by Keith Emmett, department of civil and structural engineering, The University of Sheffield. This paper was first published in GE’s December 2005 issue.
Redevelopment of sites that have previously been used for domestic or industrial purposes is becoming increasingly necessary and desirable. However, many of these sites contain contaminants in the upper soil strata.
The danger of spreading these insitu pollutants is an issue facing engineers when designing deep foundations such as piles.
The Environment Agency has identified the risk of piling on brownfield sites and the creation of flow paths that it may cause, allowing contaminated groundwater to move through low permeability layers into underlying aquifers (Environment Agency, 2001).

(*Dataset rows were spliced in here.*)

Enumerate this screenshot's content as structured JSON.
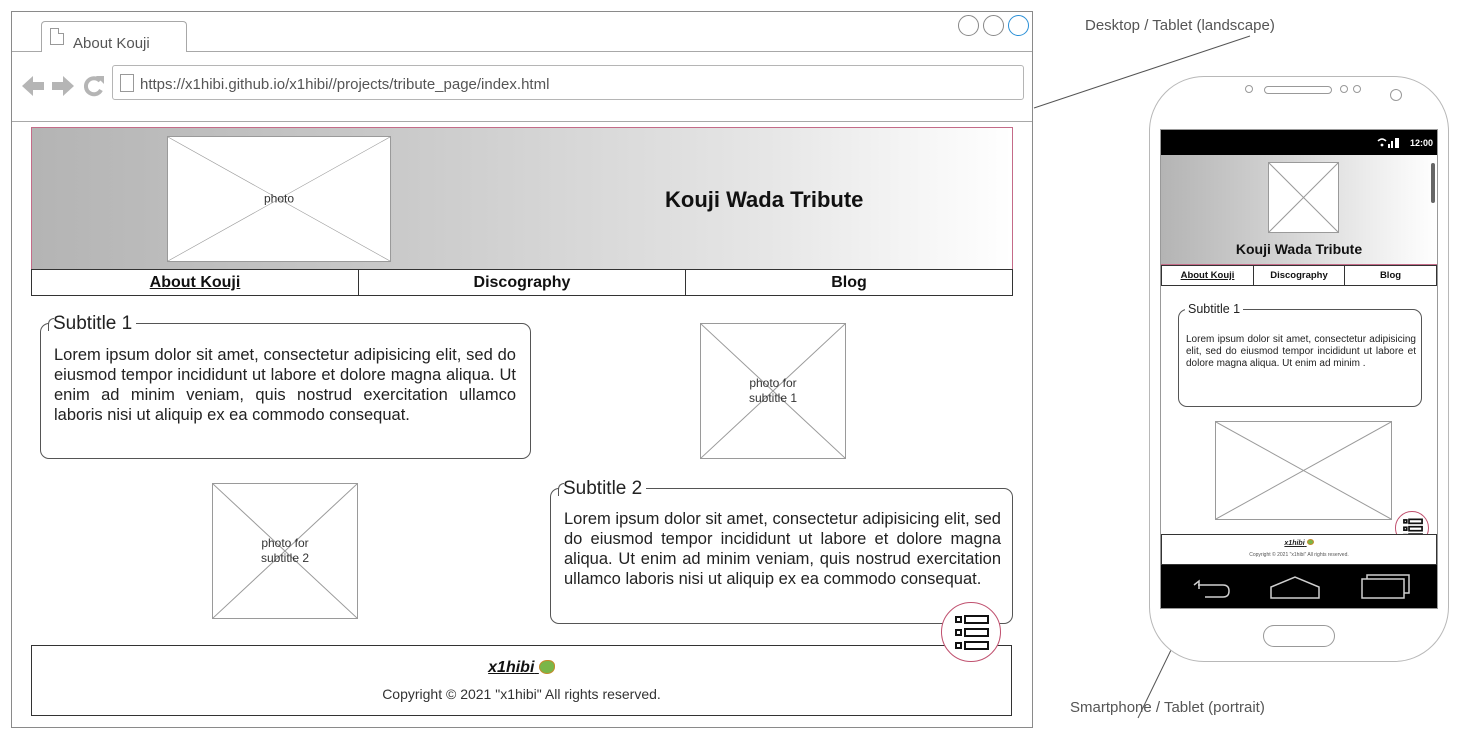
{
  "desktop": {
    "tab_title": "About Kouji",
    "url": "https://x1hibi.github.io/x1hibi//projects/tribute_page/index.html",
    "header_photo_caption": "photo",
    "page_title": "Kouji Wada Tribute",
    "nav": [
      "About Kouji",
      "Discography",
      "Blog"
    ],
    "section1": {
      "title": "Subtitle 1",
      "text": "Lorem ipsum dolor sit amet, consectetur adipisicing elit, sed do eiusmod tempor incididunt ut labore et dolore magna aliqua. Ut enim ad minim veniam, quis nostrud exercitation ullamco laboris nisi ut aliquip ex ea commodo consequat.",
      "photo_caption": "photo for subtitle 1"
    },
    "section2": {
      "title": "Subtitle 2",
      "text": "Lorem ipsum dolor sit amet, consectetur adipisicing elit, sed do eiusmod tempor incididunt ut labore et dolore magna aliqua. Ut enim ad minim veniam, quis nostrud exercitation ullamco laboris nisi ut aliquip ex ea commodo consequat.",
      "photo_caption": "photo for subtitle 2"
    },
    "footer": {
      "brand": "x1hibi",
      "copyright": "Copyright © 2021 \"x1hibi\"  All rights reserved."
    }
  },
  "labels": {
    "desktop": "Desktop / Tablet (landscape)",
    "mobile": "Smartphone / Tablet (portrait)"
  },
  "mobile": {
    "clock": "12:00",
    "page_title": "Kouji Wada Tribute",
    "nav": [
      "About Kouji",
      "Discography",
      "Blog"
    ],
    "section1": {
      "title": "Subtitle 1",
      "text": "Lorem ipsum dolor sit amet, consectetur adipisicing elit, sed do eiusmod tempor incididunt ut labore et dolore magna aliqua. Ut enim ad minim ."
    },
    "footer": {
      "brand": "x1hibi",
      "copyright": "Copyright © 2021 \"x1hibi\"  All rights reserved."
    }
  },
  "colors": {
    "accent_border": "#c46b88",
    "menu_circle": "#c0516f",
    "window_button_active": "#2a8fd6"
  }
}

There is a lack of research and monitoring data on contaminant migration through layered ground. Some preliminary work was carried out by Hayman et al (1993). Solid cylindrical and wooden piles were driven through a layered ground model containing a thick intermediate clay layer, equivalent to 60 pile diameters. Results showed that the clay would seal the edges of the piles, preventing the creation of preferential flow paths.